Originally posted on Joyfully Reviewed: http://joyfullyreviewed.com/reviews/Feb09/minx.MB.html
Lancaster Hall, home to the exacting Earl of Hacclesfield, is turned upside down with the arrival of Miss Amy Pringle. Though the earl selected Amy himself to become affianced to his eldest son, Ralph, Lord Fitzroy, the day she arrives it is clear that she is in no way appropriate to become Lady Fitzroy. She’s brazen, opinionated, and utterly shameless – a minx through and through. But the earl has a plan. He’ll punish, humiliate, and do anything else required to bend Amy to his will. Too bad for him that Amy has no intention of becoming the lady the earl desires her to be. She has, however, set her sights on Ralph, who is determined to ignore her. This is just the kind of challenge a minx like Amy needs. The battle of wills has begun.
Minx starts out with the promise of being interesting. A fiery heroine is determined not to bend to a pompous, dictatorial earl’s will. Yet Megan Blythe never seems to capitalize on the possibilities of her own story, which left me disappointed. Amy, whom I wanted to like, never rose above the level of one-dimensionality. Ralph, the object of Amy’s desire (inexplicably so until the very end of the story), never comes to life. The earl, so determined to break the intrepid heroine, is never fleshed out enough to rise to the level of villain, so he quickly becomes tiresome and repetitive.

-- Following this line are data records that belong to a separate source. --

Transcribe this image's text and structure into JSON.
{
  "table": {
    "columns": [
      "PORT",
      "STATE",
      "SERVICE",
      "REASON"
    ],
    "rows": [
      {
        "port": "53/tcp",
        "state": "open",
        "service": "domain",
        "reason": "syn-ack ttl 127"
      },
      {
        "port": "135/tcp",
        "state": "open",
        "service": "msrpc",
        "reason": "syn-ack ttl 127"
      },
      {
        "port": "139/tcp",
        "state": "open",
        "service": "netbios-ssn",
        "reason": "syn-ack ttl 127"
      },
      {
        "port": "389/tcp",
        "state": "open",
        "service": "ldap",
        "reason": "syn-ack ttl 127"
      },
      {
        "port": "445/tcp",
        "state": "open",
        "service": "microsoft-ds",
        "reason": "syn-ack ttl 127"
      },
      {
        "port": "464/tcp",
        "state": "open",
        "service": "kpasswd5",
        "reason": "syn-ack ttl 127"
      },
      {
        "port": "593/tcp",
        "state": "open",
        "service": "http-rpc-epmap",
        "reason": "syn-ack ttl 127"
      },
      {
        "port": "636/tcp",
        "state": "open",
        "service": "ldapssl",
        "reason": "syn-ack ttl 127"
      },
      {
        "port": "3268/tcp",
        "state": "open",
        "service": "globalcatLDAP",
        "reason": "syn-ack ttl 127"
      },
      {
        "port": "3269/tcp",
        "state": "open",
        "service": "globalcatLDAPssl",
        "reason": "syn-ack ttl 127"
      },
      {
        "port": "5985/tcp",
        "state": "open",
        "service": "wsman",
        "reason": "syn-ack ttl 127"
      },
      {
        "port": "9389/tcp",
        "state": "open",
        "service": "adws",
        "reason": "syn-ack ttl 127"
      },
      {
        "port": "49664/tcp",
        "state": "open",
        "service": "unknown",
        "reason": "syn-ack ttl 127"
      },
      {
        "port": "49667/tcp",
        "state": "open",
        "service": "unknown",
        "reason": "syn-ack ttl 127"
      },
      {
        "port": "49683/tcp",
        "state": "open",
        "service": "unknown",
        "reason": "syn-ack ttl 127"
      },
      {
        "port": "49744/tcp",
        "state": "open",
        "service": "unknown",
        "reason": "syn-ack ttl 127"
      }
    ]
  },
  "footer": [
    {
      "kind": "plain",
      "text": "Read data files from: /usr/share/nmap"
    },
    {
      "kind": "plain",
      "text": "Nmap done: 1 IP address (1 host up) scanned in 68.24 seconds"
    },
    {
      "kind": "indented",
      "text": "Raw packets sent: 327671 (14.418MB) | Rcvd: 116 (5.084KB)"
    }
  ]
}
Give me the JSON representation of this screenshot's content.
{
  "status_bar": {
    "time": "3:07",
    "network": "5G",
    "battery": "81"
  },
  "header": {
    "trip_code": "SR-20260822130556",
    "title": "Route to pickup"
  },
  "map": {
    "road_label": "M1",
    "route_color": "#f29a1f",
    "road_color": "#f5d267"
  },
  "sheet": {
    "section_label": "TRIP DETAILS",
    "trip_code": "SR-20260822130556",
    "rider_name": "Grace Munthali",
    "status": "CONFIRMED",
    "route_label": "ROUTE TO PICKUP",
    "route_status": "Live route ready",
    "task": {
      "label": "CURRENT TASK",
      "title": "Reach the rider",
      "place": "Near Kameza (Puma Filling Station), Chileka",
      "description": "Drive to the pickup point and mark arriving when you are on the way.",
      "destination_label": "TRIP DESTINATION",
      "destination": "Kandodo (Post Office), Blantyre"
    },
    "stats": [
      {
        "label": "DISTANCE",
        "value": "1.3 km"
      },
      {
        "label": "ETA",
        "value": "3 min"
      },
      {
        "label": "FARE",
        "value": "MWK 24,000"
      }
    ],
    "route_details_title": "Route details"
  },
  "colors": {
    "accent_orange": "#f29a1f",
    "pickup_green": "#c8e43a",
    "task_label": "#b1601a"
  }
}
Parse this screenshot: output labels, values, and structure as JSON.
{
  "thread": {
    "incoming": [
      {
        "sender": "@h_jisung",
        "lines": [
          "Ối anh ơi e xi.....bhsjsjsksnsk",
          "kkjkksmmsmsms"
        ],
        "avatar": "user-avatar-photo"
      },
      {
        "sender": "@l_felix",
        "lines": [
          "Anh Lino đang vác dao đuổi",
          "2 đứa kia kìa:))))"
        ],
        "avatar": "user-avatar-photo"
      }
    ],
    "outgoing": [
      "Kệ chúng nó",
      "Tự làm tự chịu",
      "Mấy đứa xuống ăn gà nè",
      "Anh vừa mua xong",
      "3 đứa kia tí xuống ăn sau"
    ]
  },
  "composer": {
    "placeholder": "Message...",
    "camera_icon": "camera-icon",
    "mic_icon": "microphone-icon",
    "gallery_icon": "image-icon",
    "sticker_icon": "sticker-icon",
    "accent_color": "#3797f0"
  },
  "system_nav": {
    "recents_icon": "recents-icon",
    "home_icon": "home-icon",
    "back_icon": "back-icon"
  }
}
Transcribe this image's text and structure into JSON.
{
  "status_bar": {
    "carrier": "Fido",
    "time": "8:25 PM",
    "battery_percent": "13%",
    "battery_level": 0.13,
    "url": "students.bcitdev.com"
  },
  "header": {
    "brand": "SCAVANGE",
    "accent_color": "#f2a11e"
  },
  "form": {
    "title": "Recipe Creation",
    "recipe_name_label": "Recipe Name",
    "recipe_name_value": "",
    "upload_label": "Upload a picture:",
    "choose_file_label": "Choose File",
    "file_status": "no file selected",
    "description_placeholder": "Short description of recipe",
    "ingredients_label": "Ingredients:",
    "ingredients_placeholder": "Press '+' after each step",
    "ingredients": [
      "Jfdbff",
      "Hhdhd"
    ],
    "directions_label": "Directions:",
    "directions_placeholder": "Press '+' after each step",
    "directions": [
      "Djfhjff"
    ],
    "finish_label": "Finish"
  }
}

Minx wanders from one sexual encounter to the next, taking extensive journeys to the land of backstory that overtakes the current storyline and delving far too much into the sexual history of minor characters. The result was a mishmash of erotic scenes that are perhaps not quite as titillating as the author intended them to be. The plot suffers for this and I yearned for the story to have more direction. Sadly, Ms. Blythe never managed to engage my attention, nor did she make me care what happened to any of her characters. This was a pity, for Ms. Blythe has a lovely writing style which made me desperately want to like some part of the story. To me, Minx is an example of missed opportunity. The characters and storyline never live up to the author’s beautiful prose.